Task details = All of the entries are to be returned word for word.

Data about app and page elements:
[Start of Attachment]
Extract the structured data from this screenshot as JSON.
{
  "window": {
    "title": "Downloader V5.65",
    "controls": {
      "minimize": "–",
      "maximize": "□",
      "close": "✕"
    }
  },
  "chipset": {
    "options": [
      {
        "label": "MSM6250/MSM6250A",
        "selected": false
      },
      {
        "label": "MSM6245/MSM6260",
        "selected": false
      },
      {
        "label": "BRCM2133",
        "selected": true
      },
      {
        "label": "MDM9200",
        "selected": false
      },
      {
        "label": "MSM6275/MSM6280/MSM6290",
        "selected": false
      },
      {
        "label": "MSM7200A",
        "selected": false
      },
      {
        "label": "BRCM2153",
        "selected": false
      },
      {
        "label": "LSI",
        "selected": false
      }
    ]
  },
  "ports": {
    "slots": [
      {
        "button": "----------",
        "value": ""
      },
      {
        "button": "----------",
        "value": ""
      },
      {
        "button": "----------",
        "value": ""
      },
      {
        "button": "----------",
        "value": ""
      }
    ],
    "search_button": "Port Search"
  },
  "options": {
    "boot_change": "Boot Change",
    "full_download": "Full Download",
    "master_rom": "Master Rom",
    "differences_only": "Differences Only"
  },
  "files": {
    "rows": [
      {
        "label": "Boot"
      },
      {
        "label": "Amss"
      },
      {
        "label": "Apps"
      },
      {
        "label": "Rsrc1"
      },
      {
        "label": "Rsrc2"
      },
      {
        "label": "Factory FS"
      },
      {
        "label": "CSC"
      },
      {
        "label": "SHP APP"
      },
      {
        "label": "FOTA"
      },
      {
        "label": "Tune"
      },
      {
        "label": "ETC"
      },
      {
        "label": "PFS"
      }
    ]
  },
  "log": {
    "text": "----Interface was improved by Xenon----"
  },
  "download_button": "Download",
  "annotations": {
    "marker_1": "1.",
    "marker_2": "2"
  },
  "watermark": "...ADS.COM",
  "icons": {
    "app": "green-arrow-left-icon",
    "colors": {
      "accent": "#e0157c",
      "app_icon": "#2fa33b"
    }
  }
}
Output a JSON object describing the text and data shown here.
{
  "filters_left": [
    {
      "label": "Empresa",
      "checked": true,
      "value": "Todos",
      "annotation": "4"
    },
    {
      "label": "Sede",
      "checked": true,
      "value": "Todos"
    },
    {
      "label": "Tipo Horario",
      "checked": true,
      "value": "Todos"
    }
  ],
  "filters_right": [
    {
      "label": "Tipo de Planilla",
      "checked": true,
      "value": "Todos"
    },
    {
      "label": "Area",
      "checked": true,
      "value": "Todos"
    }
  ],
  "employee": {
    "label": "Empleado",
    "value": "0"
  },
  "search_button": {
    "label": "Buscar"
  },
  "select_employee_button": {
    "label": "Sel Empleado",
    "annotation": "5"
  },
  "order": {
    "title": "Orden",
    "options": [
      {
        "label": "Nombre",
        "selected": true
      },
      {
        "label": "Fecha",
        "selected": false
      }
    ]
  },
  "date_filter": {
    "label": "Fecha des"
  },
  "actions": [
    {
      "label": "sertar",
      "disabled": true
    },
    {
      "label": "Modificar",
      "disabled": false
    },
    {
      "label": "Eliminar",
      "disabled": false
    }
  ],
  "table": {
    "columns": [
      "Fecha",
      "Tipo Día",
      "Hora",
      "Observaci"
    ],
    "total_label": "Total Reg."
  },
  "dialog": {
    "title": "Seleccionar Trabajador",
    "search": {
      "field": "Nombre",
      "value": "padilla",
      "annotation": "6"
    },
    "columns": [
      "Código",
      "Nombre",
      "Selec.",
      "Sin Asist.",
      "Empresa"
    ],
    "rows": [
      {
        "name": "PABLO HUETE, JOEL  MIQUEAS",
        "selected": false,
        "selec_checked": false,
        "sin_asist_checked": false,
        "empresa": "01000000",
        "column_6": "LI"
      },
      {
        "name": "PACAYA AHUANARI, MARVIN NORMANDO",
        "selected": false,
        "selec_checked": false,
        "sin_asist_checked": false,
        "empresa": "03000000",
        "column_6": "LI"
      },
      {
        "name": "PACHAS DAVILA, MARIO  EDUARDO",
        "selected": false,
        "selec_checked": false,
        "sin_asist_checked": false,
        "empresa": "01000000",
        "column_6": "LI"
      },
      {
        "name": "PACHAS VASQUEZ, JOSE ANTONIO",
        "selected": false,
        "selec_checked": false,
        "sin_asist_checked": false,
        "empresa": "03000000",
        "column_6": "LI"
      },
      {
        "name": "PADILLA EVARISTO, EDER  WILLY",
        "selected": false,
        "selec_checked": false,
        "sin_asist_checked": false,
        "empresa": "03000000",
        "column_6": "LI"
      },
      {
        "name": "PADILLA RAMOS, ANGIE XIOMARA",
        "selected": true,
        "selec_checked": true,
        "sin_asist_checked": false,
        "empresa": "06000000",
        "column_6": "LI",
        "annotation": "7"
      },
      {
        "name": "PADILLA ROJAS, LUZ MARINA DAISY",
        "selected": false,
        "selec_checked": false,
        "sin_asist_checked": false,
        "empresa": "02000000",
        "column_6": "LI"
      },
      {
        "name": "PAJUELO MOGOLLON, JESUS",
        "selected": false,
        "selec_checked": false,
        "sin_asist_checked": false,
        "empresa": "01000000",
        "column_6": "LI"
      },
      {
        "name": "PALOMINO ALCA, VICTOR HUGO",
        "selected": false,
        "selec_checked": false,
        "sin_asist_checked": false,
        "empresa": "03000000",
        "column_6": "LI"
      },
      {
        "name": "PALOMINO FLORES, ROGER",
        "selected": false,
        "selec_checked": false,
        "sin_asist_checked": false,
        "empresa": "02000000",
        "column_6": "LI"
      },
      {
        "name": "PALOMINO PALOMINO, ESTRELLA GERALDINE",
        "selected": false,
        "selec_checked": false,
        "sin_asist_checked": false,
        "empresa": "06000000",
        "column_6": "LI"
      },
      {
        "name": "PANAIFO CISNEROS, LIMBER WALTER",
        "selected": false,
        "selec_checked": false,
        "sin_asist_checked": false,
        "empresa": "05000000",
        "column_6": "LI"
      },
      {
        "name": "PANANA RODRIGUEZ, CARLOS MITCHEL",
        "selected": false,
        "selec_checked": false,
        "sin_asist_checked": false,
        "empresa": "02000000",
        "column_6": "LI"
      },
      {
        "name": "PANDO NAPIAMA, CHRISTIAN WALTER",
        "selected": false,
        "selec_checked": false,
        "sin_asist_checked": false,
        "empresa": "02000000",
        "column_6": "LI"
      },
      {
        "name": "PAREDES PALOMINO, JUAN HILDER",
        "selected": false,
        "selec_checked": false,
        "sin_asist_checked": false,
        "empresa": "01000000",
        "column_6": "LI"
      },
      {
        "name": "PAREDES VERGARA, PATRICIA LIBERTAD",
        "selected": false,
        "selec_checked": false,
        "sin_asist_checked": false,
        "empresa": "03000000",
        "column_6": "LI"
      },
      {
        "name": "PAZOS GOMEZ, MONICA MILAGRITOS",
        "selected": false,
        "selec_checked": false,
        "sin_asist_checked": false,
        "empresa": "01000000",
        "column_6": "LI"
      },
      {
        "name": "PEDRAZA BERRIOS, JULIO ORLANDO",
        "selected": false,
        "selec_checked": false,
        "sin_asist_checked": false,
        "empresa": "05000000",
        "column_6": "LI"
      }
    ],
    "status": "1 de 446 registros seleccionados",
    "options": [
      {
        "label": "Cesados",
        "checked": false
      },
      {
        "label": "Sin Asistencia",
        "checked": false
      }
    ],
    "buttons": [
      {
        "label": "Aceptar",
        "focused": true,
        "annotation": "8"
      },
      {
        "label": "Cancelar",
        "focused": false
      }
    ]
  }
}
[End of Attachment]
Problem solution =
Extract the structured data from this screenshot as JSON.
{
  "window": {
    "title": "Downloader V5.65",
    "controls": {
      "minimize": "–",
      "maximize": "□",
      "close": "✕"
    }
  },
  "chipset": {
    "options": [
      {
        "label": "MSM6250/MSM6250A",
        "selected": false
      },
      {
        "label": "MSM6245/MSM6260",
        "selected": false
      },
      {
        "label": "BRCM2133",
        "selected": true
      },
      {
        "label": "MDM9200",
        "selected": false
      },
      {
        "label": "MSM6275/MSM6280/MSM6290",
        "selected": false
      },
      {
        "label": "MSM7200A",
        "selected": false
      },
      {
        "label": "BRCM2153",
        "selected": false
      },
      {
        "label": "LSI",
        "selected": false
      }
    ]
  },
  "ports": {
    "slots": [
      {
        "button": "----------",
        "value": ""
      },
      {
        "button": "----------",
        "value": ""
      },
      {
        "button": "----------",
        "value": ""
      },
      {
        "button": "----------",
        "value": ""
      }
    ],
    "search_button": "Port Search"
  },
  "options": {
    "boot_change": "Boot Change",
    "full_download": "Full Download",
    "master_rom": "Master Rom",
    "differences_only": "Differences Only"
  },
  "files": {
    "rows": [
      {
        "label": "Boot"
      },
      {
        "label": "Amss"
      },
      {
        "label": "Apps"
      },
      {
        "label": "Rsrc1"
      },
      {
        "label": "Rsrc2"
      },
      {
        "label": "Factory FS"
      },
      {
        "label": "CSC"
      },
      {
        "label": "SHP APP"
      },
      {
        "label": "FOTA"
      },
      {
        "label": "Tune"
      },
      {
        "label": "ETC"
      },
      {
        "label": "PFS"
      }
    ]
  },
  "log": {
    "text": "----Interface was improved by Xenon----"
  },
  "download_button": "Download",
  "annotations": {
    "marker_1": "1.",
    "marker_2": "2"
  },
  "watermark": "...ADS.COM",
  "icons": {
    "app": "green-arrow-left-icon",
    "colors": {
      "accent": "#e0157c",
      "app_icon": "#2fa33b"
    }
  }
}
Output a JSON object describing the text and data shown here.
{
  "filters_left": [
    {
      "label": "Empresa",
      "checked": true,
      "value": "Todos",
      "annotation": "4"
    },
    {
      "label": "Sede",
      "checked": true,
      "value": "Todos"
    },
    {
      "label": "Tipo Horario",
      "checked": true,
      "value": "Todos"
    }
  ],
  "filters_right": [
    {
      "label": "Tipo de Planilla",
      "checked": true,
      "value": "Todos"
    },
    {
      "label": "Area",
      "checked": true,
      "value": "Todos"
    }
  ],
  "employee": {
    "label": "Empleado",
    "value": "0"
  },
  "search_button": {
    "label": "Buscar"
  },
  "select_employee_button": {
    "label": "Sel Empleado",
    "annotation": "5"
  },
  "order": {
    "title": "Orden",
    "options": [
      {
        "label": "Nombre",
        "selected": true
      },
      {
        "label": "Fecha",
        "selected": false
      }
    ]
  },
  "date_filter": {
    "label": "Fecha des"
  },
  "actions": [
    {
      "label": "sertar",
      "disabled": true
    },
    {
      "label": "Modificar",
      "disabled": false
    },
    {
      "label": "Eliminar",
      "disabled": false
    }
  ],
  "table": {
    "columns": [
      "Fecha",
      "Tipo Día",
      "Hora",
      "Observaci"
    ],
    "total_label": "Total Reg."
  },
  "dialog": {
    "title": "Seleccionar Trabajador",
    "search": {
      "field": "Nombre",
      "value": "padilla",
      "annotation": "6"
    },
    "columns": [
      "Código",
      "Nombre",
      "Selec.",
      "Sin Asist.",
      "Empresa"
    ],
    "rows": [
      {
        "name": "PABLO HUETE, JOEL  MIQUEAS",
        "selected": false,
        "selec_checked": false,
        "sin_asist_checked": false,
        "empresa": "01000000",
        "column_6": "LI"
      },
      {
        "name": "PACAYA AHUANARI, MARVIN NORMANDO",
        "selected": false,
        "selec_checked": false,
        "sin_asist_checked": false,
        "empresa": "03000000",
        "column_6": "LI"
      },
      {
        "name": "PACHAS DAVILA, MARIO  EDUARDO",
        "selected": false,
        "selec_checked": false,
        "sin_asist_checked": false,
        "empresa": "01000000",
        "column_6": "LI"
      },
      {
        "name": "PACHAS VASQUEZ, JOSE ANTONIO",
        "selected": false,
        "selec_checked": false,
        "sin_asist_checked": false,
        "empresa": "03000000",
        "column_6": "LI"
      },
      {
        "name": "PADILLA EVARISTO, EDER  WILLY",
        "selected": false,
        "selec_checked": false,
        "sin_asist_checked": false,
        "empresa": "03000000",
        "column_6": "LI"
      },
      {
        "name": "PADILLA RAMOS, ANGIE XIOMARA",
        "selected": true,
        "selec_checked": true,
        "sin_asist_checked": false,
        "empresa": "06000000",
        "column_6": "LI",
        "annotation": "7"
      },
      {
        "name": "PADILLA ROJAS, LUZ MARINA DAISY",
        "selected": false,
        "selec_checked": false,
        "sin_asist_checked": false,
        "empresa": "02000000",
        "column_6": "LI"
      },
      {
        "name": "PAJUELO MOGOLLON, JESUS",
        "selected": false,
        "selec_checked": false,
        "sin_asist_checked": false,
        "empresa": "01000000",
        "column_6": "LI"
      },
      {
        "name": "PALOMINO ALCA, VICTOR HUGO",
        "selected": false,
        "selec_checked": false,
        "sin_asist_checked": false,
        "empresa": "03000000",
        "column_6": "LI"
      },
      {
        "name": "PALOMINO FLORES, ROGER",
        "selected": false,
        "selec_checked": false,
        "sin_asist_checked": false,
        "empresa": "02000000",
        "column_6": "LI"
      },
      {
        "name": "PALOMINO PALOMINO, ESTRELLA GERALDINE",
        "selected": false,
        "selec_checked": false,
        "sin_asist_checked": false,
        "empresa": "06000000",
        "column_6": "LI"
      },
      {
        "name": "PANAIFO CISNEROS, LIMBER WALTER",
        "selected": false,
        "selec_checked": false,
        "sin_asist_checked": false,
        "empresa": "05000000",
        "column_6": "LI"
      },
      {
        "name": "PANANA RODRIGUEZ, CARLOS MITCHEL",
        "selected": false,
        "selec_checked": false,
        "sin_asist_checked": false,
        "empresa": "02000000",
        "column_6": "LI"
      },
      {
        "name": "PANDO NAPIAMA, CHRISTIAN WALTER",
        "selected": false,
        "selec_checked": false,
        "sin_asist_checked": false,
        "empresa": "02000000",
        "column_6": "LI"
      },
      {
        "name": "PAREDES PALOMINO, JUAN HILDER",
        "selected": false,
        "selec_checked": false,
        "sin_asist_checked": false,
        "empresa": "01000000",
        "column_6": "LI"
      },
      {
        "name": "PAREDES VERGARA, PATRICIA LIBERTAD",
        "selected": false,
        "selec_checked": false,
        "sin_asist_checked": false,
        "empresa": "03000000",
        "column_6": "LI"
      },
      {
        "name": "PAZOS GOMEZ, MONICA MILAGRITOS",
        "selected": false,
        "selec_checked": false,
        "sin_asist_checked": false,
        "empresa": "01000000",
        "column_6": "LI"
      },
      {
        "name": "PEDRAZA BERRIOS, JULIO ORLANDO",
        "selected": false,
        "selec_checked": false,
        "sin_asist_checked": false,
        "empresa": "05000000",
        "column_6": "LI"
      }
    ],
    "status": "1 de 446 registros seleccionados",
    "options": [
      {
        "label": "Cesados",
        "checked": false
      },
      {
        "label": "Sin Asistencia",
        "checked": false
      }
    ],
    "buttons": [
      {
        "label": "Aceptar",
        "focused": true,
        "annotation": "8"
      },
      {
        "label": "Cancelar",
        "focused": false
      }
    ]
  }
}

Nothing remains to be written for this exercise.